In a move reminiscent of the film "Eternal Sunshine of the Spotless Mind," one drug company is pursuing research for a new psycho-drug with the aim of lessening the impact of long-term bad memories.
Have a car wreck you'd like to forget? Or, a bad date that you just can't get out of your mind? Well, if that's the case, we've got just the dandy new drug to sell you . . .
A US and Canadian team used a drug called propranolol to target unwanted memories, while leaving others intact. They injected the drug, which is more often used to treat heart patients, while a volunteer was asked to recall a painful memory. (Propranolol is commonly marketed by Wyeth under the trade name Inderal.)
The Journal of Psychiatric Research study found that this seemed to disrupt the way the memory was then stored.
The researchers, from McGill University, in Montreal, and Harvard University in Boston, hope their work could lead to new treatments for patients with psychiatric disorders, such as post-traumatic stress. However, others have warned the research is still at a very early stage - and expressed concern that it could potentially be abused easily.
The researchers believe that memories are initially stored in the brain in a malleable, fluid state before becoming hard-wired into the circuitry.

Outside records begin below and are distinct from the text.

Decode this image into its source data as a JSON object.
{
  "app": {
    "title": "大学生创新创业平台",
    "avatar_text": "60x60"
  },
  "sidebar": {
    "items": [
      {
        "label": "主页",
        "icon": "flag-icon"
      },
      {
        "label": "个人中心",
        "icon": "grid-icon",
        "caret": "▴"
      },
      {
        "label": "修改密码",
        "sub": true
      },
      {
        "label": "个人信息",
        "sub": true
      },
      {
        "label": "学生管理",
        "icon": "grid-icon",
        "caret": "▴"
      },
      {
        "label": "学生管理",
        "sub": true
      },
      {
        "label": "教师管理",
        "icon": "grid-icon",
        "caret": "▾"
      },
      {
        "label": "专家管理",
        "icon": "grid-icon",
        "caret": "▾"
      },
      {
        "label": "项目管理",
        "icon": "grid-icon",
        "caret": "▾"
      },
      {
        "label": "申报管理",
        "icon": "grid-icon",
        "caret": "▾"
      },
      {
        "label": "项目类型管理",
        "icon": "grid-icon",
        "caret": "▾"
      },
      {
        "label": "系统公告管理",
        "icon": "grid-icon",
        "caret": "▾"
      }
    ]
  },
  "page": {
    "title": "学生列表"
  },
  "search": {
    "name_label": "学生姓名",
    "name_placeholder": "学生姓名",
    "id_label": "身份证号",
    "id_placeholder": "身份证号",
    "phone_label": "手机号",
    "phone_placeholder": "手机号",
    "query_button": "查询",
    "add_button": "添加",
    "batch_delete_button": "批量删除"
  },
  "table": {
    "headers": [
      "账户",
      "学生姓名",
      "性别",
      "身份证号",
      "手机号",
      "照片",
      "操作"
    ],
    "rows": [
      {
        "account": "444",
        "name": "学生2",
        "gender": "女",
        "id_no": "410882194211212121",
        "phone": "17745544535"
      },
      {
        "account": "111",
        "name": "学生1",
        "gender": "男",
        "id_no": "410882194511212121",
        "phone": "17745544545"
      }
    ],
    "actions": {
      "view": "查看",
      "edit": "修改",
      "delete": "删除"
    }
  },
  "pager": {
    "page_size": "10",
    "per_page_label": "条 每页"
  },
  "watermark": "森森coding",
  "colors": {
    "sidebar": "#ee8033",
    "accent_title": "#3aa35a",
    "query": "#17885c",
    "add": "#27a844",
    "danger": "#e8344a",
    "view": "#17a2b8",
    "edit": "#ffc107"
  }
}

They believe propranolol disrupts the biochemical pathways that allow a memory to "harden" after it has been recalled.
The BBC (link in headline of this post) quotes one expert as saying "One does not know what effect such a drug could have in the long term . . . After all, fear reactions are there to protect people from danger in the future."
This sounds to me like one of the worst ideas I've ever seen for selling quantities of pharmaceutical chemicals.